TASK INSTRUCTIONS: Each line of the data holding "help" should be found and copied.

Stored items
= = =

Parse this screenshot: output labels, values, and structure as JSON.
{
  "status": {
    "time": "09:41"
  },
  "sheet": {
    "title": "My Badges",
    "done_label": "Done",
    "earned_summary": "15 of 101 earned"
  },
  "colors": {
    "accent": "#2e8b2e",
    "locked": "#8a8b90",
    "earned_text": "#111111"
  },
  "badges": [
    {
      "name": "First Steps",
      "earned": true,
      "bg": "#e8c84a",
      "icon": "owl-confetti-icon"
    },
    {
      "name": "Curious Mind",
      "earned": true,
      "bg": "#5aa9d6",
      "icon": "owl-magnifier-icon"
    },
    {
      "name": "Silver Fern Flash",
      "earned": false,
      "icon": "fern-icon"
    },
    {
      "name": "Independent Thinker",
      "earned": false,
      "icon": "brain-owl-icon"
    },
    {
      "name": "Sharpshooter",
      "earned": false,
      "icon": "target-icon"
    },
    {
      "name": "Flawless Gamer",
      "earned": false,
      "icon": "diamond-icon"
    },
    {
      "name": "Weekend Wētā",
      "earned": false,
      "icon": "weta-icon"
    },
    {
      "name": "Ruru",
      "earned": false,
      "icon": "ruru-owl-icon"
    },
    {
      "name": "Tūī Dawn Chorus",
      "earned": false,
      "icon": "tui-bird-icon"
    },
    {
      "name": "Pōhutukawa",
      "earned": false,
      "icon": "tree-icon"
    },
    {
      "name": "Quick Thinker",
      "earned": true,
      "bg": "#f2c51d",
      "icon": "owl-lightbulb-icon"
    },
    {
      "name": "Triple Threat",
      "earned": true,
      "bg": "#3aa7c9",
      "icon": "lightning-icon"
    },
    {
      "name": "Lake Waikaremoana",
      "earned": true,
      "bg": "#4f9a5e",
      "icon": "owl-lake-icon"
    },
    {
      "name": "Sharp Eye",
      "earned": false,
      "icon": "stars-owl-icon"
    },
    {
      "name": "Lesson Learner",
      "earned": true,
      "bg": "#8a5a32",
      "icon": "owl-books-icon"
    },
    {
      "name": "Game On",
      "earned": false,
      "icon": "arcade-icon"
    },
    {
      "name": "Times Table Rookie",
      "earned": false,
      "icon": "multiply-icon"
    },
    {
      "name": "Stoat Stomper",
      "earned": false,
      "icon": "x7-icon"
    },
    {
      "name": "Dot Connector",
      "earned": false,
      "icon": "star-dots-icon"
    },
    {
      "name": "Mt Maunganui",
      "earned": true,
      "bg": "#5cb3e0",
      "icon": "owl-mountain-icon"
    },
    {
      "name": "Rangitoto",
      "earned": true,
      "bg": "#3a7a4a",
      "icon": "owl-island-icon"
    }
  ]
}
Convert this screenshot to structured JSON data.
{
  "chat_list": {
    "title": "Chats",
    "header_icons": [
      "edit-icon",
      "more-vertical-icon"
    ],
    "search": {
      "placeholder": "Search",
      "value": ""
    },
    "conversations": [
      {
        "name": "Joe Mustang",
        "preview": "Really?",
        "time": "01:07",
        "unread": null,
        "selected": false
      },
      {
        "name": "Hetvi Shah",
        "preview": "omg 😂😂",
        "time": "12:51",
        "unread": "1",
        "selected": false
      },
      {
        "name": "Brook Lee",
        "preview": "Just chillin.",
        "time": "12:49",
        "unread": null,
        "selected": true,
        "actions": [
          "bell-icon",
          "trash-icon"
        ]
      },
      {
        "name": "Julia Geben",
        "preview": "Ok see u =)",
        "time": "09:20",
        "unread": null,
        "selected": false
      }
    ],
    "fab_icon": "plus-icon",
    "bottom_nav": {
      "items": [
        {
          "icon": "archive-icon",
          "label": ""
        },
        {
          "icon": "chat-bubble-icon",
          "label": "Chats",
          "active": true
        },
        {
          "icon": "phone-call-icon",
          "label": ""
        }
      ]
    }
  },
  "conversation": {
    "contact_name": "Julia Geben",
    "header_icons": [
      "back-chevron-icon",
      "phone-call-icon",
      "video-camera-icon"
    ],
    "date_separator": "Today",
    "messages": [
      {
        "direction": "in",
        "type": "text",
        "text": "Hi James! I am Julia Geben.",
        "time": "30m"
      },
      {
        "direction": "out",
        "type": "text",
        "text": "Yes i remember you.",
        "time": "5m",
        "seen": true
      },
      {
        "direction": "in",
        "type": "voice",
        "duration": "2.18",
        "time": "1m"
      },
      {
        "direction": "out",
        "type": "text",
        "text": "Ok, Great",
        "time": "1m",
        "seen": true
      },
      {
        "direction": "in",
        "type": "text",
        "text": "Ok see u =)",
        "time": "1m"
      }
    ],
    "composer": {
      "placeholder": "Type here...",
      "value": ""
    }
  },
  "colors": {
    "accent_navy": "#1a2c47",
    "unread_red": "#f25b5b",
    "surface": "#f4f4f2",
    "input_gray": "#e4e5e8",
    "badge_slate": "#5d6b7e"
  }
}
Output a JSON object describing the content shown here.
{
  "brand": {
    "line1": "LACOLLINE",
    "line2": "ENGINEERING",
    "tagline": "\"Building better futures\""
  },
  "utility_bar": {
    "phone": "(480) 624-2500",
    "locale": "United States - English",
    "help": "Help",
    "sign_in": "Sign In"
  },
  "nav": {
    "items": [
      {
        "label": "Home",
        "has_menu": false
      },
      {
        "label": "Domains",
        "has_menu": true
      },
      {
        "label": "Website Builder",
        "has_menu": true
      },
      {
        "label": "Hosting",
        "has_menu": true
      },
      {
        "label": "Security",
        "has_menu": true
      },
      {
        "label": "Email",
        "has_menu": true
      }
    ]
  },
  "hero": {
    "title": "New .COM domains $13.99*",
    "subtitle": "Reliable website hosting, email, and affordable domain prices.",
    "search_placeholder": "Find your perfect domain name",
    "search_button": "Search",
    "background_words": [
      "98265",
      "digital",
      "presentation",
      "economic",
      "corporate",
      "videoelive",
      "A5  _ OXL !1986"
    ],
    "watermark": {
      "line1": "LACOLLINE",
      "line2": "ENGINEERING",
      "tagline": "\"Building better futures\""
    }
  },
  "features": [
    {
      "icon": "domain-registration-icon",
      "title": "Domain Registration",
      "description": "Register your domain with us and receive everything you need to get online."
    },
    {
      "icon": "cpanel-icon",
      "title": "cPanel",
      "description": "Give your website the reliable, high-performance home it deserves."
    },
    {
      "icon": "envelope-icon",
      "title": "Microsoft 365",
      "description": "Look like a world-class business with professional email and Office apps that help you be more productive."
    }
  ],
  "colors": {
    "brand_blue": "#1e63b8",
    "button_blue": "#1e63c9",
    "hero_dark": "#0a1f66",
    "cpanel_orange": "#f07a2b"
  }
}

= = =

FINISHED TASK:
    "help": "Help",
      "description": "Look like a world-class business with professional email and Office apps that help you be more productive."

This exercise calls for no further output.